*Instructions for the task*. Whenever the word "Bons" shows up in a line of the data, copy that line.

Web page and app entries

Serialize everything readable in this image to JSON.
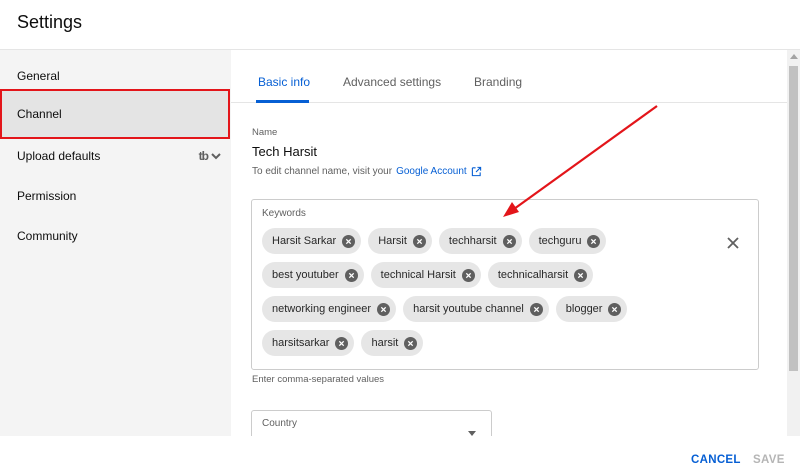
{
  "header": {
    "title": "Settings"
  },
  "sidebar": {
    "items": [
      {
        "label": "General"
      },
      {
        "label": "Channel"
      },
      {
        "label": "Upload defaults"
      },
      {
        "label": "Permission"
      },
      {
        "label": "Community"
      }
    ],
    "upload_badge": "tb"
  },
  "tabs": [
    {
      "label": "Basic info"
    },
    {
      "label": "Advanced settings"
    },
    {
      "label": "Branding"
    }
  ],
  "name": {
    "label": "Name",
    "value": "Tech Harsit",
    "hint_prefix": "To edit channel name, visit your",
    "hint_link": "Google Account"
  },
  "keywords": {
    "label": "Keywords",
    "chips": [
      "Harsit Sarkar",
      "Harsit",
      "techharsit",
      "techguru",
      "best youtuber",
      "technical Harsit",
      "technicalharsit",
      "networking engineer",
      "harsit youtube channel",
      "blogger",
      "harsitsarkar",
      "harsit"
    ],
    "hint": "Enter comma-separated values"
  },
  "country": {
    "label": "Country"
  },
  "footer": {
    "cancel": "CANCEL",
    "save": "SAVE"
  },
  "colors": {
    "accent": "#065fd4",
    "highlight": "#e3151a"
  }
}
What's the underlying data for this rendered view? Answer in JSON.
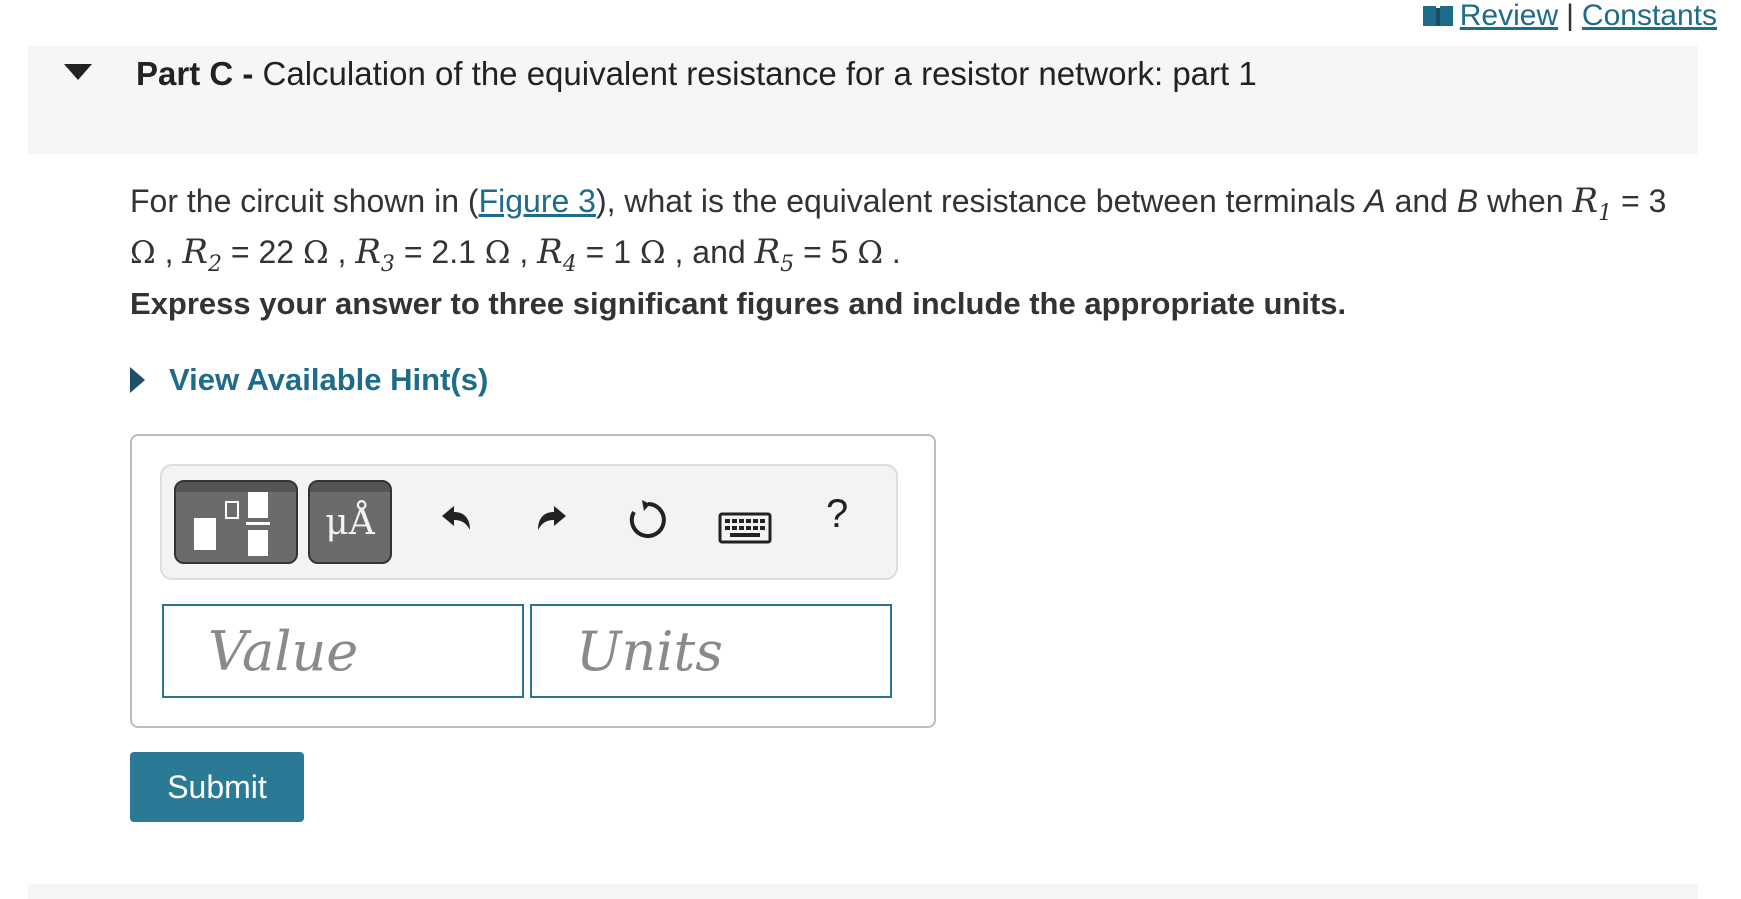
{
  "top_links": {
    "review": "Review",
    "separator": "|",
    "constants": "Constants"
  },
  "part": {
    "label": "Part C -",
    "title": "Calculation of the equivalent resistance for a resistor network: part 1"
  },
  "question": {
    "intro": "For the circuit shown in (",
    "figure_link": "Figure 3",
    "mid": "), what is the equivalent resistance between terminals",
    "terminal_a": "A",
    "and1": "and",
    "terminal_b": "B",
    "when": "when",
    "r1": "R",
    "r1_sub": "1",
    "r1_val": "3",
    "r2": "R",
    "r2_sub": "2",
    "r2_val": "22",
    "r3": "R",
    "r3_sub": "3",
    "r3_val": "2.1",
    "r4": "R",
    "r4_sub": "4",
    "r4_val": "1",
    "and2": "and",
    "r5": "R",
    "r5_sub": "5",
    "r5_val": "5",
    "ohm": "Ω"
  },
  "instruction": "Express your answer to three significant figures and include the appropriate units.",
  "hints": {
    "label": "View Available Hint(s)"
  },
  "toolbar": {
    "units_button": "μÅ",
    "help": "?"
  },
  "answer": {
    "value_placeholder": "Value",
    "units_placeholder": "Units"
  },
  "submit_label": "Submit",
  "colors": {
    "accent": "#2a7a96",
    "link": "#1f6b8a",
    "header_bg": "#f6f6f6"
  }
}
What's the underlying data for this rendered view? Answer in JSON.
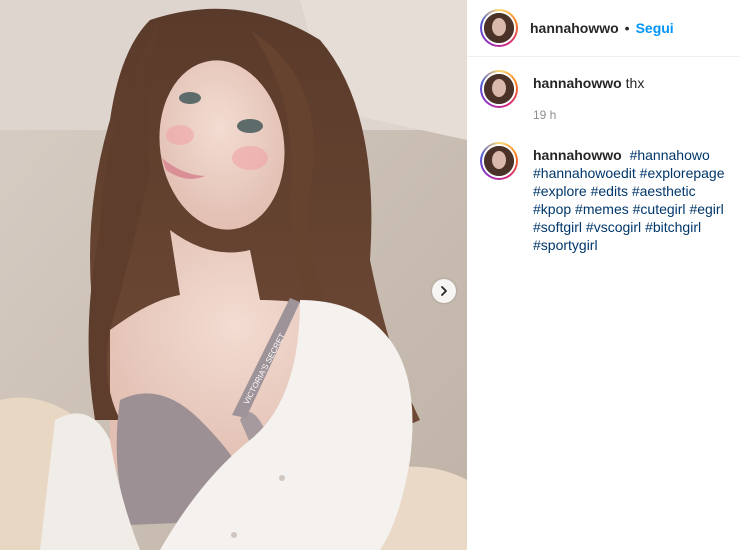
{
  "post": {
    "username": "hannahowwo",
    "separator": "•",
    "follow_label": "Segui"
  },
  "comments": [
    {
      "username": "hannahowwo",
      "text": "thx",
      "time": "19 h"
    },
    {
      "username": "hannahowwo",
      "tags": [
        "#hannahowo",
        "#hannahowoedit",
        "#explorepage",
        "#explore",
        "#edits",
        "#aesthetic",
        "#kpop",
        "#memes",
        "#cutegirl",
        "#egirl",
        "#softgirl",
        "#vscogirl",
        "#bitchgirl",
        "#sportygirl"
      ]
    }
  ],
  "photo": {
    "strap_text": "VICTORIA'S SECRET"
  },
  "icons": {
    "carousel": "chevron-right-icon"
  },
  "colors": {
    "follow": "#0095f6",
    "hashtag": "#00376b",
    "time": "#8e8e8e"
  }
}
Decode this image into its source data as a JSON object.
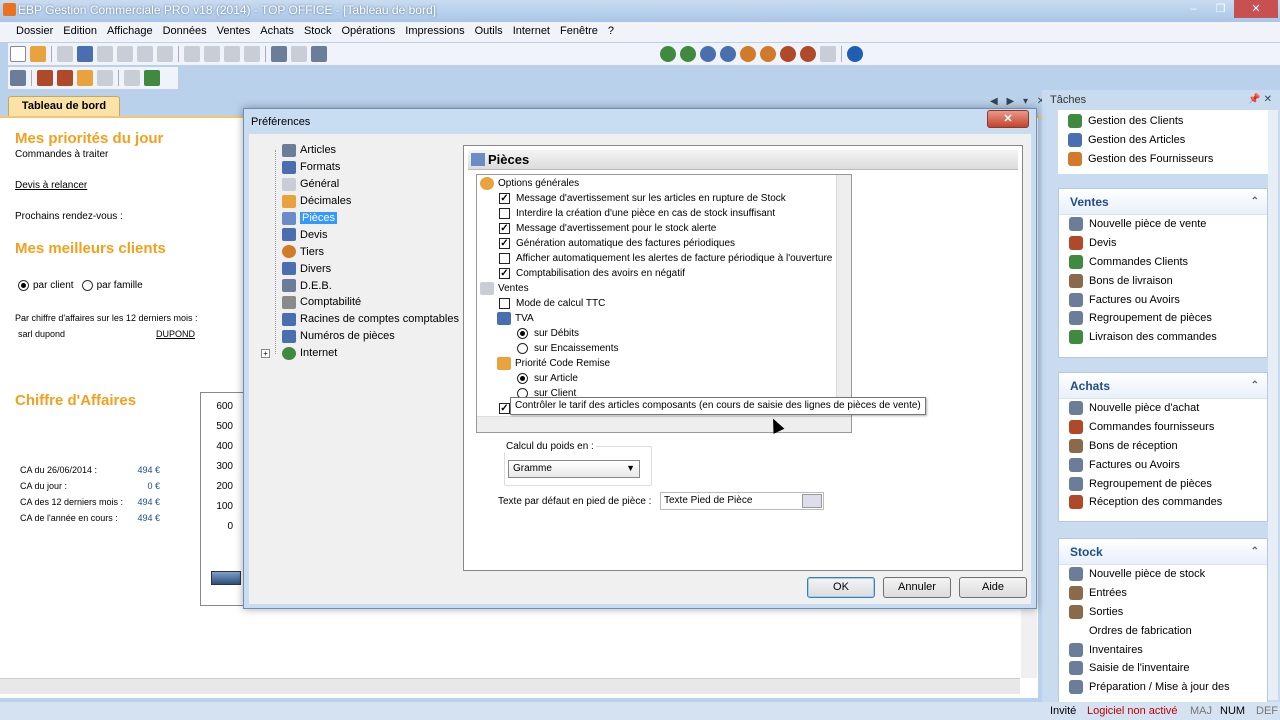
{
  "window": {
    "title": "EBP Gestion Commerciale PRO v18 (2014) - TOP OFFICE - [Tableau de bord]",
    "controls": [
      "–",
      "❐",
      "✕"
    ]
  },
  "menu": [
    "Dossier",
    "Edition",
    "Affichage",
    "Données",
    "Ventes",
    "Achats",
    "Stock",
    "Opérations",
    "Impressions",
    "Outils",
    "Internet",
    "Fenêtre",
    "?"
  ],
  "tab": {
    "label": "Tableau de bord",
    "nav": "◀ ▶ ▾ ✕"
  },
  "dashboard": {
    "priorities_title": "Mes priorités du jour",
    "commandes": "Commandes à traiter",
    "devis": "Devis à relancer",
    "rdv": "Prochains rendez-vous :",
    "clients_title": "Mes meilleurs clients",
    "par_client": "par client",
    "par_famille": "par famille",
    "ca_note": "Par chiffre d'affaires sur les 12 derniers mois :",
    "client_name": "sarl dupond",
    "client_link": "DUPOND",
    "ca_title": "Chiffre d'Affaires",
    "ca_rows": [
      {
        "label": "CA du 26/06/2014 :",
        "value": "494 €"
      },
      {
        "label": "CA du jour :",
        "value": "0 €"
      },
      {
        "label": "CA des 12 derniers mois :",
        "value": "494 €"
      },
      {
        "label": "CA de l'année en cours :",
        "value": "494 €"
      }
    ],
    "y_ticks": [
      "600",
      "500",
      "400",
      "300",
      "200",
      "100",
      "0"
    ]
  },
  "tasks": {
    "header": "Tâches",
    "top_items": [
      "Gestion des Clients",
      "Gestion des Articles",
      "Gestion des Fournisseurs"
    ],
    "ventes": {
      "title": "Ventes",
      "items": [
        "Nouvelle pièce de vente",
        "Devis",
        "Commandes Clients",
        "Bons de livraison",
        "Factures ou Avoirs",
        "Regroupement de pièces",
        "Livraison des commandes"
      ]
    },
    "achats": {
      "title": "Achats",
      "items": [
        "Nouvelle pièce d'achat",
        "Commandes fournisseurs",
        "Bons de réception",
        "Factures ou Avoirs",
        "Regroupement de pièces",
        "Réception des commandes"
      ]
    },
    "stock": {
      "title": "Stock",
      "items": [
        "Nouvelle pièce de stock",
        "Entrées",
        "Sorties",
        "Ordres de fabrication",
        "Inventaires",
        "Saisie de l'inventaire",
        "Préparation / Mise à jour des"
      ]
    }
  },
  "status": {
    "user": "Invité",
    "license": "Logiciel non activé",
    "maj": "MAJ",
    "num": "NUM",
    "def": "DEF"
  },
  "dialog": {
    "title": "Préférences",
    "close": "✕",
    "tree": [
      "Articles",
      "Formats",
      "Général",
      "Décimales",
      "Pièces",
      "Devis",
      "Tiers",
      "Divers",
      "D.E.B.",
      "Comptabilité",
      "Racines de comptes comptables",
      "Numéros de pièces",
      "Internet"
    ],
    "selected": "Pièces",
    "section_title": "Pièces",
    "options": {
      "general_header": "Options générales",
      "general": [
        {
          "label": "Message d'avertissement sur les articles en rupture de Stock",
          "checked": true
        },
        {
          "label": "Interdire la création d'une pièce en cas de stock insuffisant",
          "checked": false
        },
        {
          "label": "Message d'avertissement pour le stock alerte",
          "checked": true
        },
        {
          "label": "Génération automatique des factures périodiques",
          "checked": true
        },
        {
          "label": "Afficher automatiquement les alertes de facture périodique à l'ouverture",
          "checked": false
        },
        {
          "label": "Comptabilisation des avoirs en négatif",
          "checked": true
        }
      ],
      "ventes_header": "Ventes",
      "ttc": "Mode de calcul TTC",
      "tva_header": "TVA",
      "tva_debits": "sur Débits",
      "tva_encaissements": "sur Encaissements",
      "remise_header": "Priorité Code Remise",
      "remise_article": "sur Article",
      "remise_client": "sur Client",
      "tooltip": "Contrôler le tarif des articles composants (en cours de saisie des lignes de pièces de vente)"
    },
    "poids_label": "Calcul du poids en :",
    "poids_value": "Gramme",
    "footer_label": "Texte par défaut en pied de pièce :",
    "footer_value": "Texte Pied de Pièce",
    "ok": "OK",
    "annuler": "Annuler",
    "aide": "Aide"
  }
}
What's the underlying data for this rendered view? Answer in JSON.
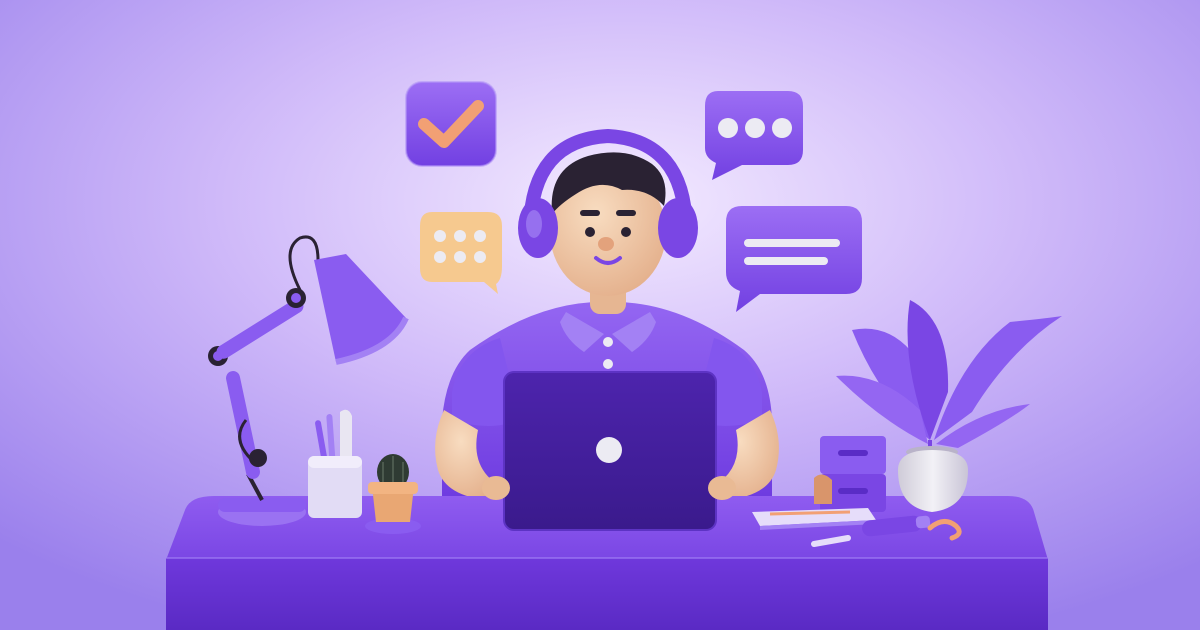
{
  "scene": {
    "palette": {
      "bg_center": "#efe4ff",
      "bg_mid": "#c8b0f8",
      "bg_edge": "#9d84ee",
      "purple": "#7b45e6",
      "purple_dark": "#5a2cc6",
      "purple_deep": "#43209b",
      "purple_light": "#a381f4",
      "skin": "#f3cfae",
      "skin_shade": "#dca985",
      "hair": "#2a2233",
      "orange": "#f2a074",
      "yellow": "#f6c98f",
      "white": "#ecebf3"
    },
    "icons": [
      "person-with-headphones",
      "laptop",
      "desk-lamp",
      "pen-holder",
      "cactus-pot",
      "checkmark-badge",
      "ellipsis-chat-bubble",
      "dots-grid-chat-bubble",
      "text-lines-chat-bubble",
      "potted-plant",
      "file-drawers",
      "notebook",
      "marker-pen"
    ]
  }
}
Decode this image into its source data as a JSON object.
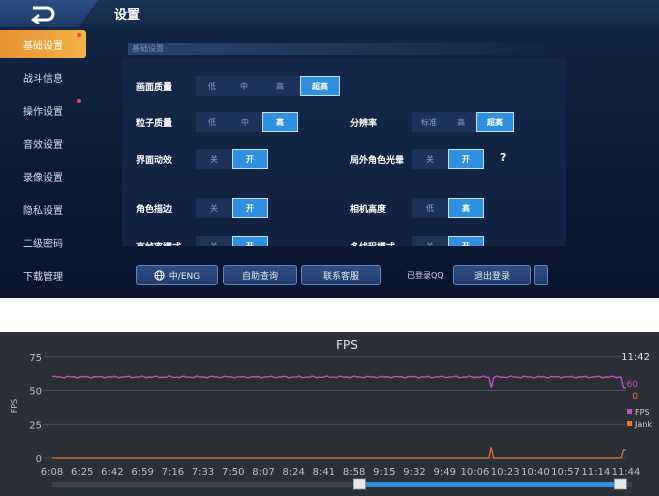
{
  "game": {
    "title": "设置",
    "sidebar": [
      {
        "label": "基础设置",
        "active": true,
        "dot": true
      },
      {
        "label": "战斗信息",
        "active": false,
        "dot": false
      },
      {
        "label": "操作设置",
        "active": false,
        "dot": true
      },
      {
        "label": "音效设置",
        "active": false,
        "dot": false
      },
      {
        "label": "录像设置",
        "active": false,
        "dot": false
      },
      {
        "label": "隐私设置",
        "active": false,
        "dot": false
      },
      {
        "label": "二级密码",
        "active": false,
        "dot": false
      },
      {
        "label": "下载管理",
        "active": false,
        "dot": false
      }
    ],
    "section_label": "基础设置",
    "settings": {
      "graphics": {
        "label": "画面质量",
        "options": [
          "低",
          "中",
          "高",
          "超高"
        ],
        "selected": "超高"
      },
      "particle": {
        "label": "粒子质量",
        "options": [
          "低",
          "中",
          "高"
        ],
        "selected": "高"
      },
      "resolution": {
        "label": "分辨率",
        "options": [
          "标准",
          "高",
          "超高"
        ],
        "selected": "超高"
      },
      "ui_anim": {
        "label": "界面动效",
        "options": [
          "关",
          "开"
        ],
        "selected": "开"
      },
      "outer_halo": {
        "label": "局外角色光晕",
        "options": [
          "关",
          "开"
        ],
        "selected": "开"
      },
      "outline": {
        "label": "角色描边",
        "options": [
          "关",
          "开"
        ],
        "selected": "开"
      },
      "cam_height": {
        "label": "相机高度",
        "options": [
          "低",
          "高"
        ],
        "selected": "高"
      },
      "row5_left": {
        "label": "高帧率模式",
        "options": [
          "关",
          "开"
        ],
        "selected": "开"
      },
      "row5_right": {
        "label": "多线程模式",
        "options": [
          "关",
          "开"
        ],
        "selected": "开"
      }
    },
    "help_mark": "?",
    "buttons": {
      "lang": "中/ENG",
      "self_query": "自助查询",
      "contact": "联系客服",
      "logout": "退出登录"
    },
    "logged_in": "已登录QQ"
  },
  "chart_data": {
    "type": "line",
    "title": "FPS",
    "ylabel": "FPS",
    "y_ticks": [
      0,
      25,
      50,
      75
    ],
    "ylim": [
      0,
      80
    ],
    "x_ticks": [
      "6:08",
      "6:25",
      "6:42",
      "6:59",
      "7:16",
      "7:33",
      "7:50",
      "8:07",
      "8:24",
      "8:41",
      "8:58",
      "9:15",
      "9:32",
      "9:49",
      "10:06",
      "10:23",
      "10:40",
      "10:57",
      "11:14",
      "11:44"
    ],
    "series": [
      {
        "name": "FPS",
        "color": "#c34bc3",
        "baseline": 60,
        "dips": [
          {
            "at": "10:15",
            "value": 52
          },
          {
            "at": "11:44",
            "value": 52
          }
        ]
      },
      {
        "name": "Jank",
        "color": "#e8762b",
        "baseline": 0,
        "spikes": [
          {
            "at": "10:15",
            "value": 8
          },
          {
            "at": "11:44",
            "value": 6
          }
        ]
      }
    ],
    "cursor_time": "11:42",
    "cursor_values": {
      "FPS": "60",
      "Jank": "0"
    },
    "legend": [
      "FPS",
      "Jank"
    ],
    "legend_position": "right",
    "scrollbar_range": [
      0.53,
      0.98
    ]
  }
}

*Result of the task*.
        "Bons de livraison",
        "Bons de réception",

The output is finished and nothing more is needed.